From here, Mayo do their best impression of a rabbit caught in headlights. Composure is lost, and so is the game.
I've since watched the game over and while there's little doubt Mayo played to only 60pc of their potential, they still put themselves in a position to win the game. They got a lot of criticism - some of it deserved, some of it a bit over the top - yet this can't have come as a surprise.
What took place over the winter has put extra heat on them. The move to get rid of the management of Pat Holmes and Noel Connelly put the players firmly in the firing line, and the snipers in the stands were waiting to fire the bullets.
But the good thing from the players' point of view is they still have it within their own control to answer their critics. Have they got the stomach to?
I'd be astonished if we don't see Mayo go out and lay down a marker against Fermanagh tomorrow. In many ways, this is the ideal draw for them because their opponents are a well-organised unit whose unflinching honesty will ask questions of Mayo.
The biggest question facing this Mayo team is where are the leaders? With the sole exception of Colm Boyle, there was a glaring absence of leadership against Galway.
Admittedly, they weren't helped tactically by the sweeper system they tried to employ and the abject failure of their forward line (their starting attack managed a miserable two points from play), but there is no excuse for players going missing.
However, I believe there is a remedy. There's an old maxim about leaders being born not made, which has an element of truth to it.
But if the second part of it were true why would armies across the world invest millions every year teaching new recruits to be leaders? They want their cadets to become leaders in battle, try to prepare them for every eventuality, and put them through hell.
I can only reflect on my own experiences. Back in 2005, we were gutted to lose the Ulster final replay to Armagh. Yet before we left Croke Park that day, fellas like Brian Dooher, Philip Jordan and Ryan McMenamin left no-one in any doubt in the dressing-room that we had unfinished business. Instinctively they stood up to the plate.
The most important thing after that was the next training session. We had to show Mickey Harte that we really meant business. And that meant turning up to training ten minutes earlier than we had before, training 10pc harder than we had before, and drilling into each other as hard as reason would allow.

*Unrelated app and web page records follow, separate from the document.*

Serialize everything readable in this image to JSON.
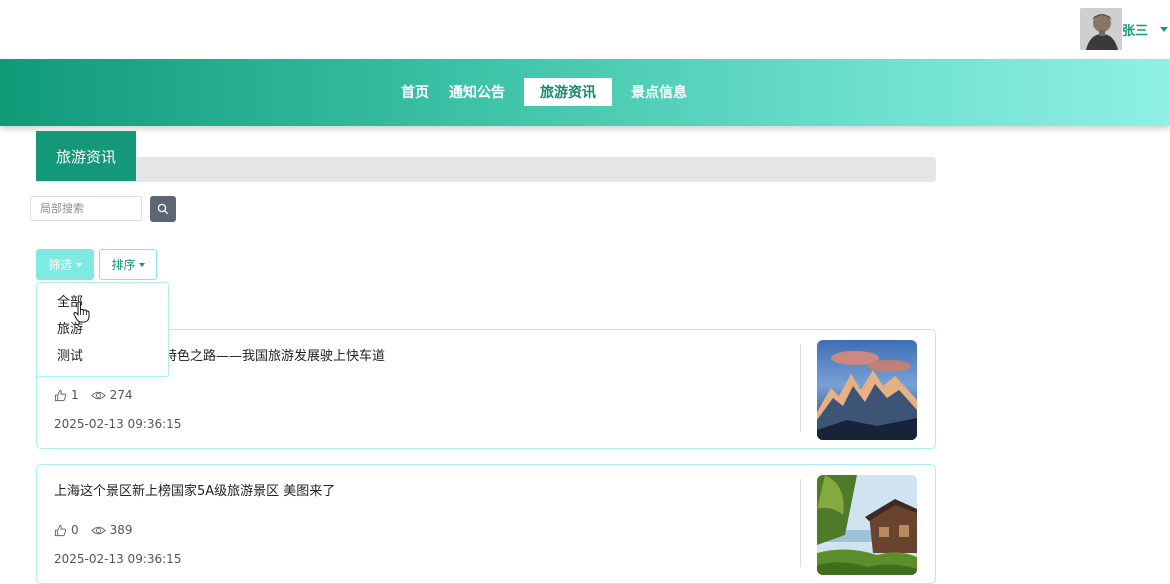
{
  "user": {
    "name": "张三"
  },
  "nav": {
    "items": [
      {
        "label": "首页",
        "active": false
      },
      {
        "label": "通知公告",
        "active": false
      },
      {
        "label": "旅游资讯",
        "active": true
      },
      {
        "label": "景点信息",
        "active": false
      }
    ]
  },
  "section": {
    "title": "旅游资讯"
  },
  "search": {
    "placeholder": "局部搜索"
  },
  "toolbar": {
    "filter_label": "筛选",
    "sort_label": "排序"
  },
  "dropdown": {
    "options": [
      "全部",
      "旅游",
      "测试"
    ]
  },
  "articles": [
    {
      "title": "特色之路——我国旅游发展驶上快车道",
      "likes": "1",
      "views": "274",
      "date": "2025-02-13 09:36:15",
      "image": "mountain-sunset"
    },
    {
      "title": "上海这个景区新上榜国家5A级旅游景区 美图来了",
      "likes": "0",
      "views": "389",
      "date": "2025-02-13 09:36:15",
      "image": "lakeside-cabin"
    }
  ],
  "colors": {
    "accent": "#13997a",
    "nav_start": "#0f9a78",
    "nav_end": "#8ff0e6",
    "filter_bg": "#7fe9e3",
    "card_border": "#aeeef0"
  }
}
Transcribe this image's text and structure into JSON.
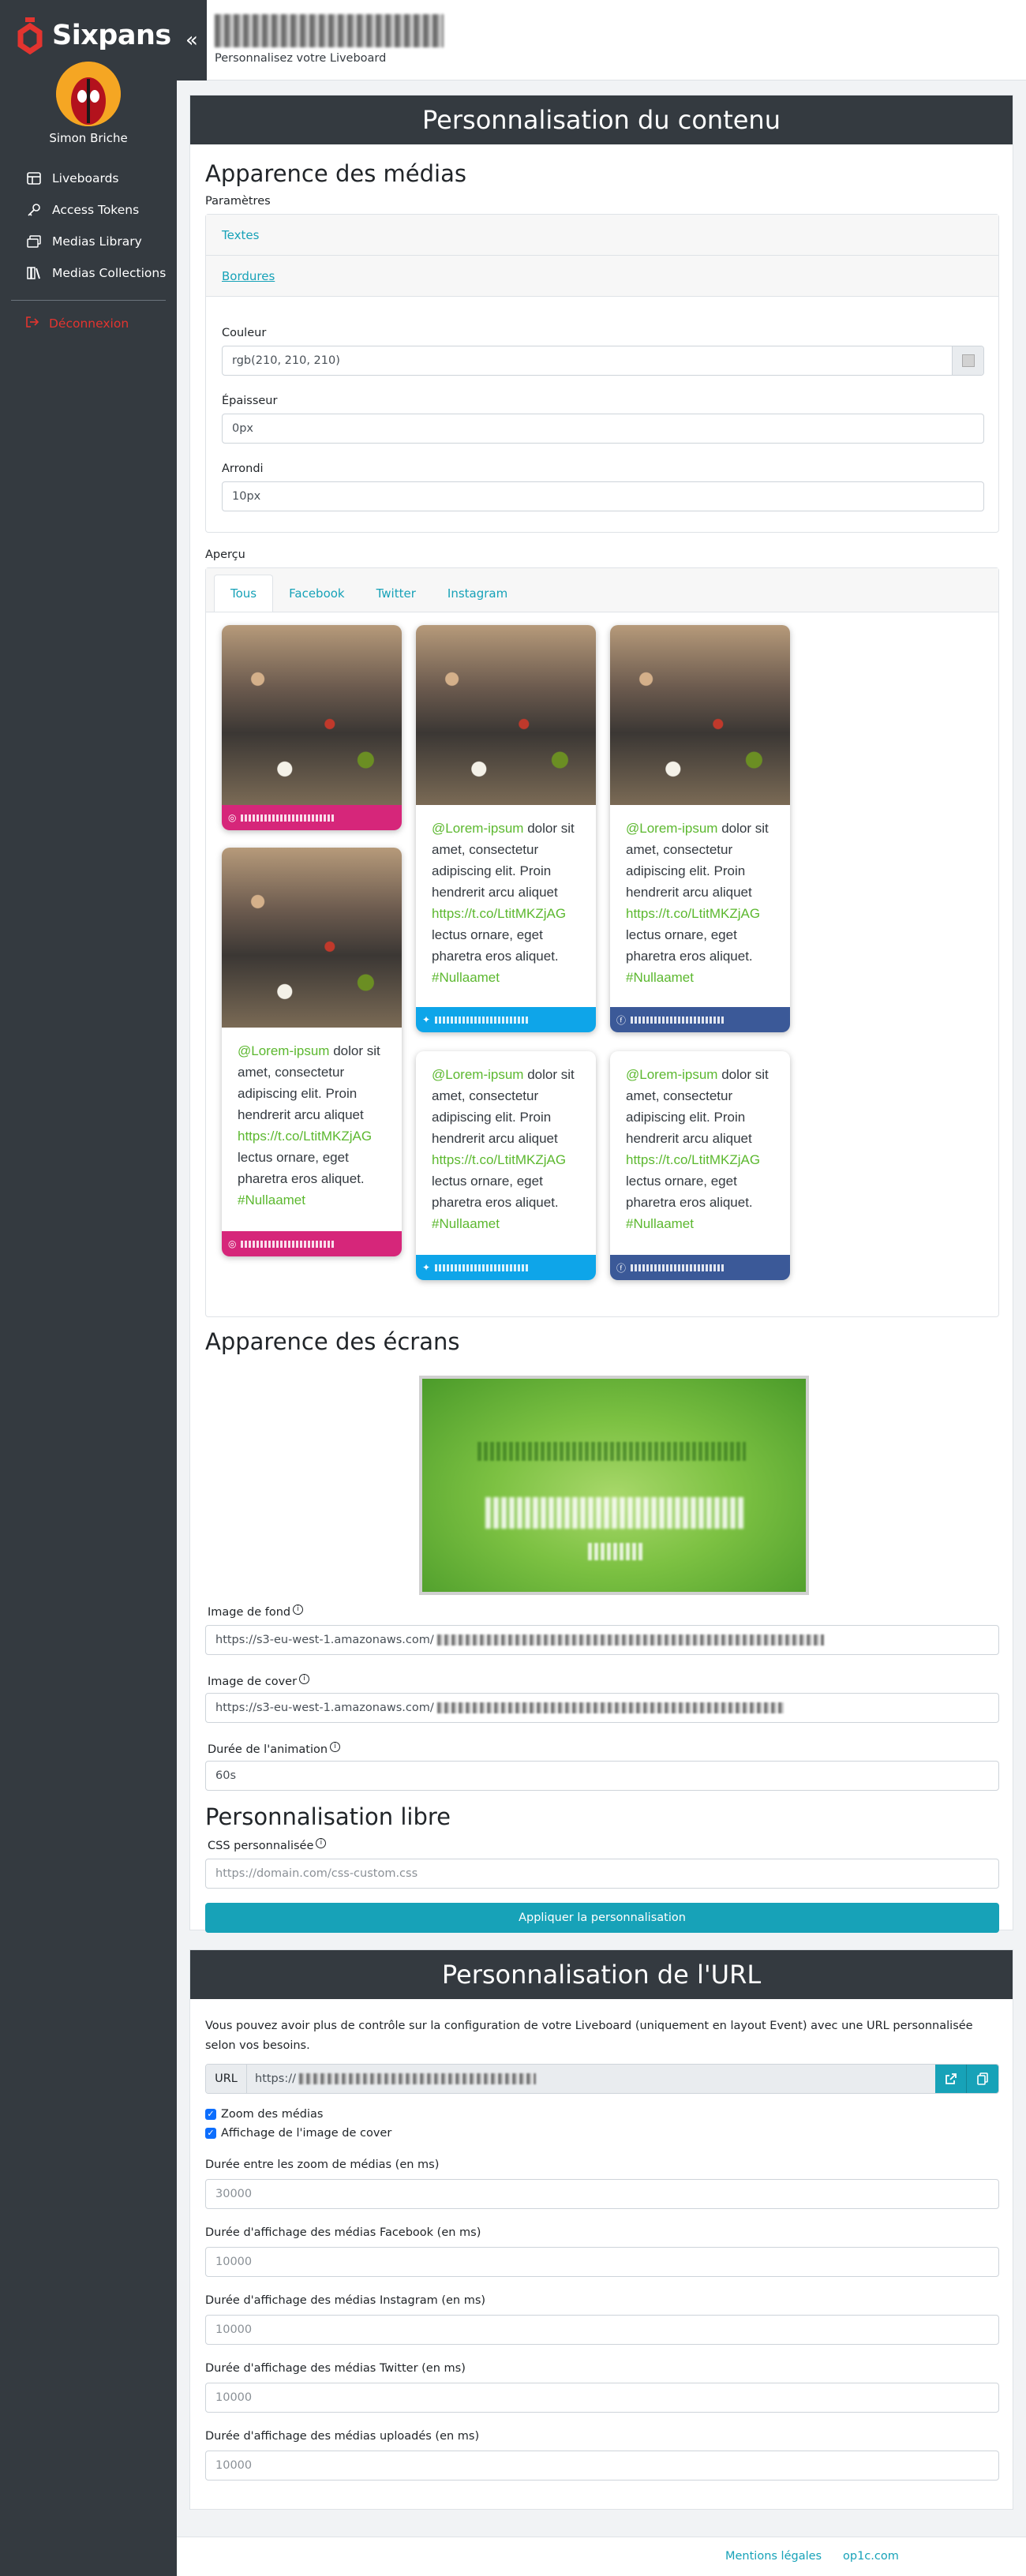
{
  "brand": {
    "name": "Sixpans",
    "accent": "#e3342f"
  },
  "sidebar": {
    "user_name": "Simon Briche",
    "items": [
      {
        "label": "Liveboards",
        "icon": "layout-icon"
      },
      {
        "label": "Access Tokens",
        "icon": "key-icon"
      },
      {
        "label": "Medias Library",
        "icon": "images-icon"
      },
      {
        "label": "Medias Collections",
        "icon": "books-icon"
      }
    ],
    "logout_label": "Déconnexion"
  },
  "header": {
    "subtitle": "Personnalisez votre Liveboard"
  },
  "content_card": {
    "title": "Personnalisation du contenu",
    "media_section": {
      "title": "Apparence des médias",
      "params_label": "Paramètres",
      "accordion": [
        "Textes",
        "Bordures"
      ],
      "color_label": "Couleur",
      "color_value": "rgb(210, 210, 210)",
      "thickness_label": "Épaisseur",
      "thickness_value": "0px",
      "radius_label": "Arrondi",
      "radius_value": "10px",
      "preview_label": "Aperçu",
      "tabs": [
        "Tous",
        "Facebook",
        "Twitter",
        "Instagram"
      ],
      "post": {
        "mention": "@Lorem-ipsum",
        "body": "dolor sit amet, consectetur adipiscing elit. Proin hendrerit arcu aliquet",
        "link": "https://t.co/LtitMKZjAG",
        "body2": "lectus ornare, eget pharetra eros aliquet.",
        "hashtag": "#Nullaamet"
      }
    },
    "screen_section": {
      "title": "Apparence des écrans",
      "bg_label": "Image de fond",
      "bg_value": "https://s3-eu-west-1.amazonaws.com/",
      "cover_label": "Image de cover",
      "cover_value": "https://s3-eu-west-1.amazonaws.com/",
      "duration_label": "Durée de l'animation",
      "duration_value": "60s"
    },
    "free_section": {
      "title": "Personnalisation libre",
      "css_label": "CSS personnalisée",
      "css_placeholder": "https://domain.com/css-custom.css",
      "apply_label": "Appliquer la personnalisation"
    }
  },
  "url_card": {
    "title": "Personnalisation de l'URL",
    "intro": "Vous pouvez avoir plus de contrôle sur la configuration de votre Liveboard (uniquement en layout Event) avec une URL personnalisée selon vos besoins.",
    "url_label": "URL",
    "url_value": "https://",
    "checkboxes": [
      "Zoom des médias",
      "Affichage de l'image de cover"
    ],
    "fields": [
      {
        "label": "Durée entre les zoom de médias (en ms)",
        "placeholder": "30000"
      },
      {
        "label": "Durée d'affichage des médias Facebook (en ms)",
        "placeholder": "10000"
      },
      {
        "label": "Durée d'affichage des médias Instagram (en ms)",
        "placeholder": "10000"
      },
      {
        "label": "Durée d'affichage des médias Twitter (en ms)",
        "placeholder": "10000"
      },
      {
        "label": "Durée d'affichage des médias uploadés (en ms)",
        "placeholder": "10000"
      }
    ]
  },
  "footer": {
    "links": [
      "Mentions légales",
      "op1c.com"
    ]
  }
}
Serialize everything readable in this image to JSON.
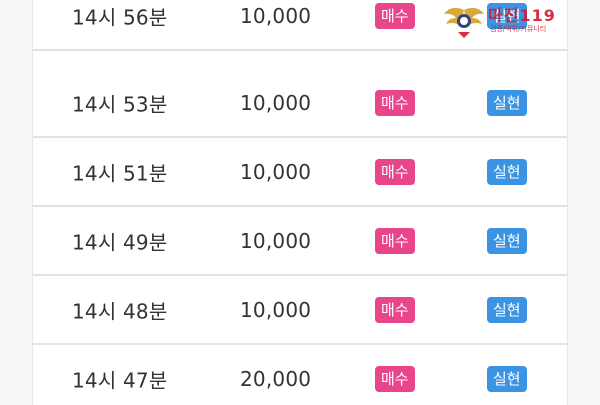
{
  "rows": [
    {
      "time": "14시 56분",
      "amount": "10,000",
      "type": "매수",
      "status": "실현"
    },
    {
      "time": "14시 53분",
      "amount": "10,000",
      "type": "매수",
      "status": "실현"
    },
    {
      "time": "14시 51분",
      "amount": "10,000",
      "type": "매수",
      "status": "실현"
    },
    {
      "time": "14시 49분",
      "amount": "10,000",
      "type": "매수",
      "status": "실현"
    },
    {
      "time": "14시 48분",
      "amount": "10,000",
      "type": "매수",
      "status": "실현"
    },
    {
      "time": "14시 47분",
      "amount": "20,000",
      "type": "매수",
      "status": "실현"
    }
  ],
  "watermark": {
    "title": "마진119",
    "subtitle": "검증/먹튀/커뮤니티",
    "icon": "wings-logo-icon"
  },
  "colors": {
    "buy_badge": "#e8458b",
    "realized_badge": "#3b93e3",
    "watermark": "#d21a2a"
  }
}
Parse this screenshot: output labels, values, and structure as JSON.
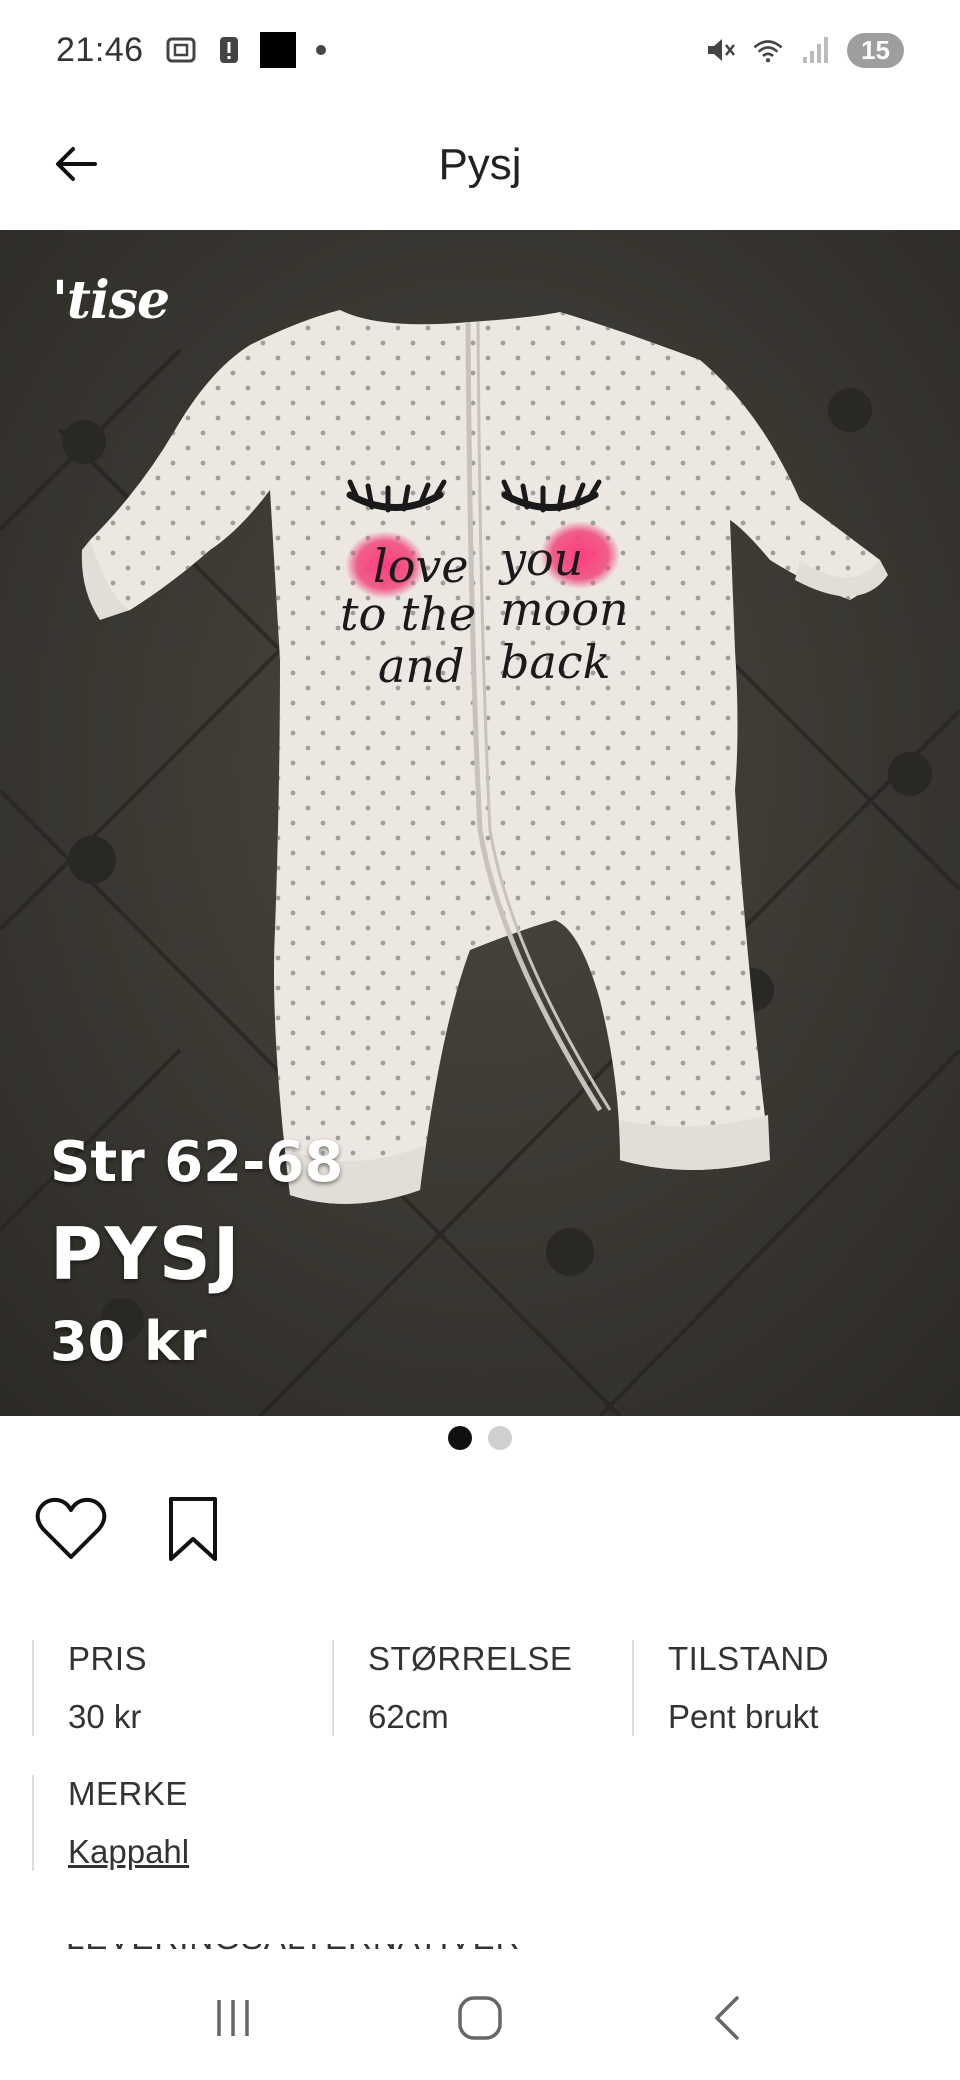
{
  "status_bar": {
    "time": "21:46",
    "left_icons": [
      "screenshot-icon",
      "alert-icon",
      "app-thumbnail-icon",
      "dot-icon"
    ],
    "right_icons": [
      "mute-icon",
      "wifi-icon",
      "signal-icon"
    ],
    "battery": "15"
  },
  "header": {
    "title": "Pysj",
    "back_icon": "arrow-left-icon"
  },
  "listing_image": {
    "watermark": "'tise",
    "overlay_size": "Str 62-68",
    "overlay_name": "PYSJ",
    "overlay_price": "30 kr",
    "print_text_left": [
      "love",
      "to the",
      "and"
    ],
    "print_text_right": [
      "you",
      "moon",
      "back"
    ],
    "image_count": 2,
    "active_image": 1
  },
  "actions": {
    "like_icon": "heart-icon",
    "save_icon": "bookmark-icon"
  },
  "details": [
    {
      "label": "PRIS",
      "value": "30 kr"
    },
    {
      "label": "STØRRELSE",
      "value": "62cm"
    },
    {
      "label": "TILSTAND",
      "value": "Pent brukt"
    }
  ],
  "brand": {
    "label": "MERKE",
    "value": "Kappahl"
  },
  "next_section_label": "LEVERINGSALTERNATIVER",
  "nav_bar": [
    "recent-apps-icon",
    "home-icon",
    "back-icon"
  ],
  "colors": {
    "background": "#ffffff",
    "photo_bg": "#3a3832",
    "text": "#333333",
    "pager_active": "#111111",
    "pager_inactive": "#cfcfcf",
    "battery_badge": "#9e9e9e",
    "blush_pink": "#f0457a"
  }
}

The real motivation came from within and we never looked back.
You see, more often than not, the most effective leadership is in deeds not words.
Time now for Mayo to show they have the troops, and the courage, to go to war.